A good old-fashioned snowstorm is usually not as hard to come by as it has been this year.
But the ‘big ones’ are indeed rare. Let’s look at the stats.
The 2010-2019 decade brought three of our top 20 historic storms with February 2010 featuring two plow-busting storms.
Between February 5-6, 2010, 18 inches of heavy snow slammed the Midstate, followed by another 15.7 inches of snow on February 9-10.
That series of storms is now famously remembered as Snowmageddon, true winter wrath that snarled much of the Mid-Atlantic.
Later in the decade, on January 22- 23, 2016, the Midstate experienced its biggest snowstorm in recorded history, an astonishing 30 inches of snow that left people digging out for weeks.
Large snowstorms are rare, and to have three in one decade has only happened two other times since 1888: the 1960s, with four top 20 storms, and the 1990s, with three top 20 storms.
Thirteen of the top 20 snowstorms for Harrisburg have all occurred after 1961. Is there a trend?

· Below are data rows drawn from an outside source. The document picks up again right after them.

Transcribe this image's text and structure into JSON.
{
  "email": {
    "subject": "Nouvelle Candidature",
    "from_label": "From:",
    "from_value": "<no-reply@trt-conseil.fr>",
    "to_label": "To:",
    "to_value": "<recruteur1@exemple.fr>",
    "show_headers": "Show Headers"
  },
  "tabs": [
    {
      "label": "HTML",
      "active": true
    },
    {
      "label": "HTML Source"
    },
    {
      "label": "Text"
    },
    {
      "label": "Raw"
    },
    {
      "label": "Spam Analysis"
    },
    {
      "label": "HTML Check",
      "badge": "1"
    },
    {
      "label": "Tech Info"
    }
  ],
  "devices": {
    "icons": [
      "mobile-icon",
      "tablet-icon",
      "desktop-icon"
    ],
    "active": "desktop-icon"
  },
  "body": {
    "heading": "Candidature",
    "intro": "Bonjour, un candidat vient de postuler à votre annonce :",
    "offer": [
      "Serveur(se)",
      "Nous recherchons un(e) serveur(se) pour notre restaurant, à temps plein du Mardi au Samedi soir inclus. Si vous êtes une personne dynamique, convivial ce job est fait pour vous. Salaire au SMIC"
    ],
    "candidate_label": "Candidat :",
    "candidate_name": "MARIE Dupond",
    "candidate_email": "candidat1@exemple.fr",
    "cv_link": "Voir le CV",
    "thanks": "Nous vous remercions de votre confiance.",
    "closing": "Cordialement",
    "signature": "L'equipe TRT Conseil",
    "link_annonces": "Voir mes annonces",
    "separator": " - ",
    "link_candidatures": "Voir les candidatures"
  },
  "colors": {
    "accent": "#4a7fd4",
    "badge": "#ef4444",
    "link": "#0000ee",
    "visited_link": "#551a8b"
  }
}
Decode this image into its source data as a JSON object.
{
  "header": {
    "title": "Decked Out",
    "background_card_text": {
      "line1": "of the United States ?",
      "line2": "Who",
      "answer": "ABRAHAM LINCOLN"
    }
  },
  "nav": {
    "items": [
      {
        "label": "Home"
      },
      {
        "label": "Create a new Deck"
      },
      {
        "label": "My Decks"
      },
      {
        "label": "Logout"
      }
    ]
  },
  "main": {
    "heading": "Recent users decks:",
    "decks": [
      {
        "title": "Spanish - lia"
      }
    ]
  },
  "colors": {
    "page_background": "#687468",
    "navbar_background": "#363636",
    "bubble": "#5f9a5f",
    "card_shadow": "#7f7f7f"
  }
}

Penn State researchers are using climate simulations to study snowstorms.
“We did see this dramatic tilting towards more intense storms,” said Colin Zarzycki, assistant professor of meteorology at Penn State University. “In the future, when we do get a snowstorm, we expect it to be more intense relative to more of these nuisances type storms.”
Harrisburg’s snowfall records show a seasonal decline in total snow. Overall, future projections also show total seasonal snow decreasing for central Pennsylvania.
“Big picture seems to be that, on average, we are going to be losing snowfall here in the northeastern U.S., but these big impactful storms that we maybe see once a year, once every few years aren’t really going away any time soon,” Zarzycki said.
But when our big coastal storms develop, their impact will be felt, especially nor’easters, which can cause major safety concerns with travel and business heavy affected.
Zarzycki talked about the future of nor’easters.
“What we call major nor’easter-type systems, that is projected to remain fairly persistent at the levels we have today,” he said.
Winters with fewer snowstorms like this year could become more common. Rain and mixed precipitation could also be more frequent than snow. But when the bigger storms hit, that is when the snow could pile up, to even record levels.